See no evil, hear no evil, speak no evil.

Those words seem to be guiding UMass System President Martin Meehan, as he tries to explain away the clandestine deal that the “Independent” UMass Amherst campus board of trustees approved with the bankrupt Mount Ida College. Meehan told the Boston Globe that the decision to purchase Mount Ida was made independently by the Amherst campus – and that the overall system would not “prevent UMass Amherst from developing a campus that they’ve worked hard at for years. If Boston wanted to acquire a parcel and had the capacity, they could do it as well,” he said.

That’s like a parent telling their recent college graduate, “you can certainly go to graduate school if you can pay for it yourself.” Duh. Thanks Mom and Dad, no kidding. Meehan’s statement was construed as a back-handed reference to the financial challenges of the UMass Boston campus. However, as many media outlets, news reporters, UMass Boston campus students and faculty, as well as elected officials are pointing out, the strategic plan for the Boston campus put forth by former Chancellor Keith Motley, was approved by the very system that has been blaming him for its own ignorance.

Stakeholders be damned!

This appears to be the attitude of the UMass Amherst hierarchy. Talk about pure arrogance. The adage, ‘ask for forgiveness and not permission’ doesn’t look to be a workable strategy at this point. Attempts to question the role of the leadership at Mount Ida College and its financial state of affairs notwithstanding, Governor Charlie Baker, AG Maura Healy, Representative Nick Collins, MA Higher Education Commissioner Carlos Santiago and others have admitted to being blindsided by this move. UMass and Mount Ida signed off on the deal last week, but the state Board of Higher Education has oversight of mergers and closures. Students across the campus believe that the Amherst is jealous of Boston’s growing reputation.

Representative Collins has stated that he was very concerned about where UMB is on the list of priorities. Collins expects to speak with the UMass President Meehan soon, and let him know his frustration. Collins has stated, “UMass Boston is an incredible university in Dorchester, and a real lifeline to the city. This deal begs the question if we have our priorities straight. When you have a campus in crisis, that should be the top priority, not bailing out private institutions.”

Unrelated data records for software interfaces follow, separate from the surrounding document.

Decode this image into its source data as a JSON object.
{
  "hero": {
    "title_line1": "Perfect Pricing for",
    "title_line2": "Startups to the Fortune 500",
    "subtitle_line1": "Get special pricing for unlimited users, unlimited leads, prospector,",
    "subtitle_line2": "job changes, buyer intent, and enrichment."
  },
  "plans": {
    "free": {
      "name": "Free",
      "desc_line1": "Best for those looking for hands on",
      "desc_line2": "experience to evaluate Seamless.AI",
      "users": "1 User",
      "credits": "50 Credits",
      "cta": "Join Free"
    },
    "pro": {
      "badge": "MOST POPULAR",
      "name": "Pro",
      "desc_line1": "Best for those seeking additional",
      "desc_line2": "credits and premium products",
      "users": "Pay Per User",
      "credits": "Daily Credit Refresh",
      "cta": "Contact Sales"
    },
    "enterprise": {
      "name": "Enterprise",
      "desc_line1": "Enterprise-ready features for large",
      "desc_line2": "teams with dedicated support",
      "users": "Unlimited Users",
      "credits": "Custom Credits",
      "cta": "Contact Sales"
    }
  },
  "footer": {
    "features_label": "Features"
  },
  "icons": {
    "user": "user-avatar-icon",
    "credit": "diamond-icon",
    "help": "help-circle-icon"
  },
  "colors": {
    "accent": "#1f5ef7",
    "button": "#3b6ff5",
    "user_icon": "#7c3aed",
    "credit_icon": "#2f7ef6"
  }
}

The agreement, which was approved by the UMass board of trustees in a closed-door meeting last Friday, will allow some 1,000 UMass Amherst students to be housed on the Mount Ida site, which will be known as the Mount Ida Campus of UMass Amherst. In acquiring the 72-acre Newton campus, UMass will take on the private college’s debt, estimated to be in the $50 million to $75 million range.

Massachusetts higher education officials are demanding information from Mount Ida College., especially the impact on students both currently attending and those who were accepted for the fall. Under the deal outlined by Mount Ida and UMass, Mount Ida students have been granted automatic admission to UMass Dartmouth, a campus about an hour away from Newton. Many students will not be eligible to enroll at UMass given that many admissions periods closed and the May 1 deadline for students to accept offers of admission at institutions of higher education fast approaching, it is likely that many of those admitted to Mt. Ida will be left without an option for continuing their education in the fall. This according to Patricia Marshall, deputy commissioner of education for student affairs.